Records to use:
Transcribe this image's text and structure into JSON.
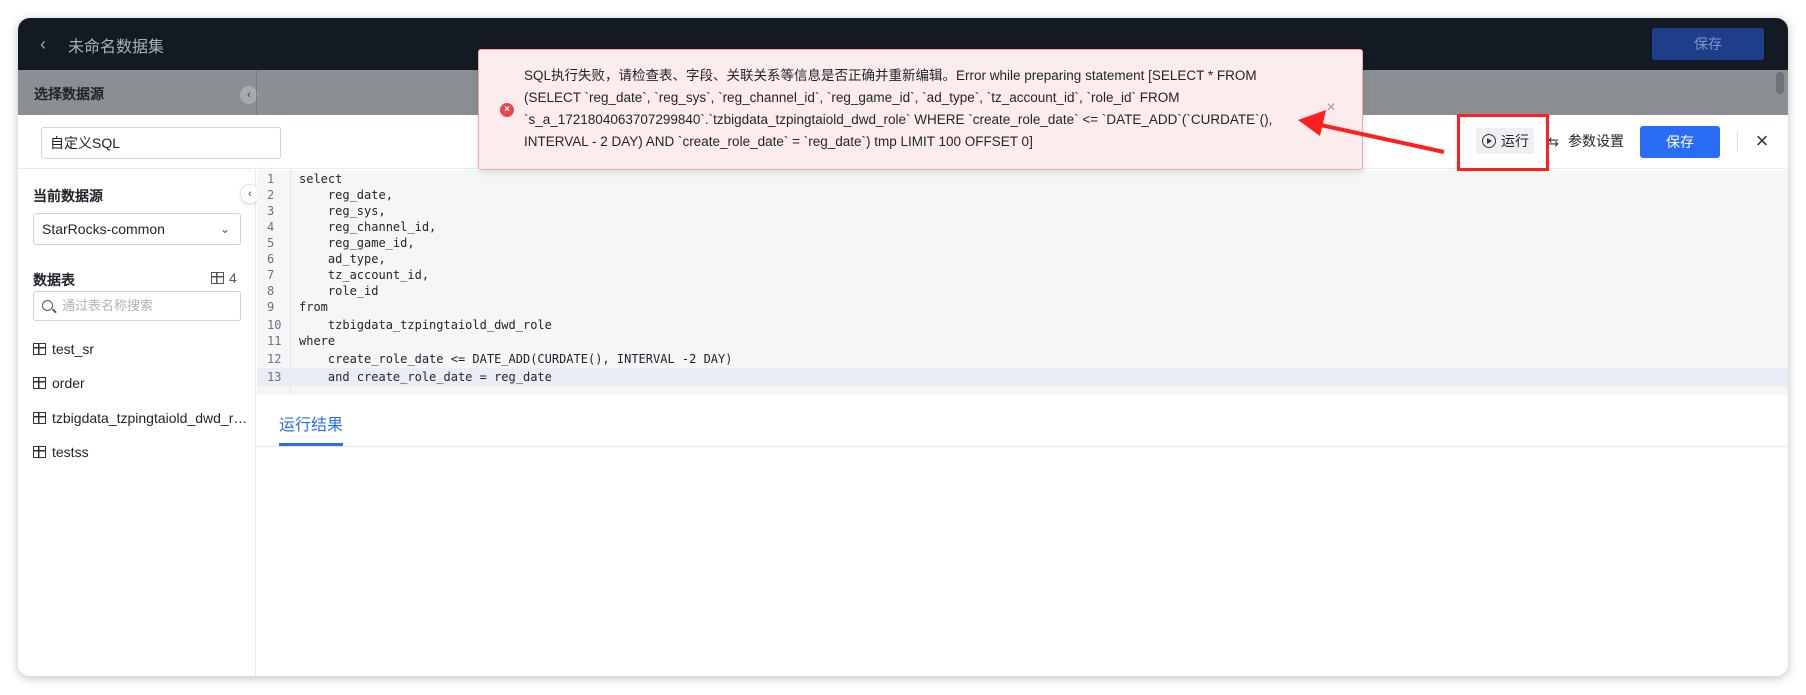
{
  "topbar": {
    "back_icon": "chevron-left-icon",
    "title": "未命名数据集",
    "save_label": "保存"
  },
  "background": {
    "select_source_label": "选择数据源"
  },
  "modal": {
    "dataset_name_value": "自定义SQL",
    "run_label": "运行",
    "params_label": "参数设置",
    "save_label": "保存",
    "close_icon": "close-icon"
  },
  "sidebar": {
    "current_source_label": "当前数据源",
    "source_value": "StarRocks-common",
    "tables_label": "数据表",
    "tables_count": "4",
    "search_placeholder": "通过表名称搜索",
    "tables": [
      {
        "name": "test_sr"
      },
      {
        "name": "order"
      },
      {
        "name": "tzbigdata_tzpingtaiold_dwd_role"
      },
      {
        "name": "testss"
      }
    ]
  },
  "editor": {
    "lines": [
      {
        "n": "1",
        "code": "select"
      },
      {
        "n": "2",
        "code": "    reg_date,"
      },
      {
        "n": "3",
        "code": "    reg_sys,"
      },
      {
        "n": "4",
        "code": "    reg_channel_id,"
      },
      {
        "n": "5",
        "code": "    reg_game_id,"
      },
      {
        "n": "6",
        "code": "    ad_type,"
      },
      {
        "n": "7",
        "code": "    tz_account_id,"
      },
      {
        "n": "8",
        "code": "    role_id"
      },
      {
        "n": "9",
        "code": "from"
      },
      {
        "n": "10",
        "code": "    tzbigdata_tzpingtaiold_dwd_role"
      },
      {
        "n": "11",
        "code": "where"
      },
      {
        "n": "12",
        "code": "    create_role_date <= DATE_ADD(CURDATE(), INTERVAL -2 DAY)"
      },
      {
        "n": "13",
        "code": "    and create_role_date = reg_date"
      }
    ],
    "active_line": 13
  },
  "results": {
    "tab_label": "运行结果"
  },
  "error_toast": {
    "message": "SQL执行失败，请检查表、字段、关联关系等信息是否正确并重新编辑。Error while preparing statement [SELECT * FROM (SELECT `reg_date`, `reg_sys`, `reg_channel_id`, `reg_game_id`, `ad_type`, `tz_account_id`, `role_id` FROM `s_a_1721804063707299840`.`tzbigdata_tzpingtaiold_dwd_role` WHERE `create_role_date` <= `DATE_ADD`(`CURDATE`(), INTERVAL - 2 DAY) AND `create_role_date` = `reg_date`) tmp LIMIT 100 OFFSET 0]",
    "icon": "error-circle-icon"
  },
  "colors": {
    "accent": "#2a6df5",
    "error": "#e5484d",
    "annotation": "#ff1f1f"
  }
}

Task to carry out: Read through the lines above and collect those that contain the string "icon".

Finished exercise:
    "back_icon": "chevron-left-icon",
    "close_icon": "close-icon"
    "icon": "error-circle-icon"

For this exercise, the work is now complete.